▸ EXCERPTED DATA:
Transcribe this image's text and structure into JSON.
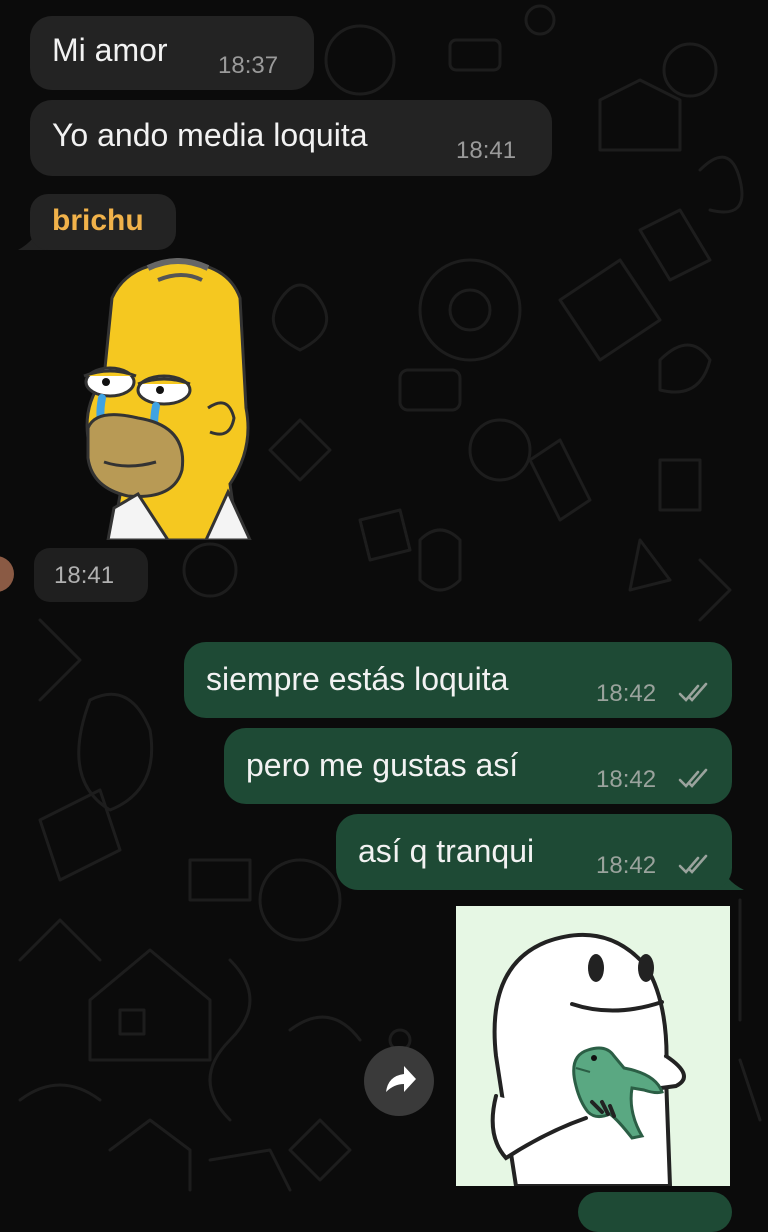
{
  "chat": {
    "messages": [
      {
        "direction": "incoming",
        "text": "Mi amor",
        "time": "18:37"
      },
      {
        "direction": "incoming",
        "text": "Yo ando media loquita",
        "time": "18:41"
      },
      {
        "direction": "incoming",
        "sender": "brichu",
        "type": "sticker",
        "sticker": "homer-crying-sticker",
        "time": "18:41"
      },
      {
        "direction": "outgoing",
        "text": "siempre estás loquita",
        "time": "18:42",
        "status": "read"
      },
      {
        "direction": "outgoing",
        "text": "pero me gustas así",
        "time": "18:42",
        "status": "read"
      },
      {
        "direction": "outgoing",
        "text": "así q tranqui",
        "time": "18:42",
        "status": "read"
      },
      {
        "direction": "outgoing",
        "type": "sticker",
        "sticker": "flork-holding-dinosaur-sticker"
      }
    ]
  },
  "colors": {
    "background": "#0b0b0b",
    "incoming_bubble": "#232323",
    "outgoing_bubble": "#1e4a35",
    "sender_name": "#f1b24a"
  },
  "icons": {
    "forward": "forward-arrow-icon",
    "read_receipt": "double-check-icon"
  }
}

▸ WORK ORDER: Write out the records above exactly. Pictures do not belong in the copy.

▸ ANSWER TO THIS PROBLEM:
Transcribe this image's text and structure into JSON.
{
  "chat": {
    "messages": [
      {
        "direction": "incoming",
        "text": "Mi amor",
        "time": "18:37"
      },
      {
        "direction": "incoming",
        "text": "Yo ando media loquita",
        "time": "18:41"
      },
      {
        "direction": "incoming",
        "sender": "brichu",
        "type": "sticker",
        "sticker": "homer-crying-sticker",
        "time": "18:41"
      },
      {
        "direction": "outgoing",
        "text": "siempre estás loquita",
        "time": "18:42",
        "status": "read"
      },
      {
        "direction": "outgoing",
        "text": "pero me gustas así",
        "time": "18:42",
        "status": "read"
      },
      {
        "direction": "outgoing",
        "text": "así q tranqui",
        "time": "18:42",
        "status": "read"
      },
      {
        "direction": "outgoing",
        "type": "sticker",
        "sticker": "flork-holding-dinosaur-sticker"
      }
    ]
  },
  "colors": {
    "background": "#0b0b0b",
    "incoming_bubble": "#232323",
    "outgoing_bubble": "#1e4a35",
    "sender_name": "#f1b24a"
  },
  "icons": {
    "forward": "forward-arrow-icon",
    "read_receipt": "double-check-icon"
  }
}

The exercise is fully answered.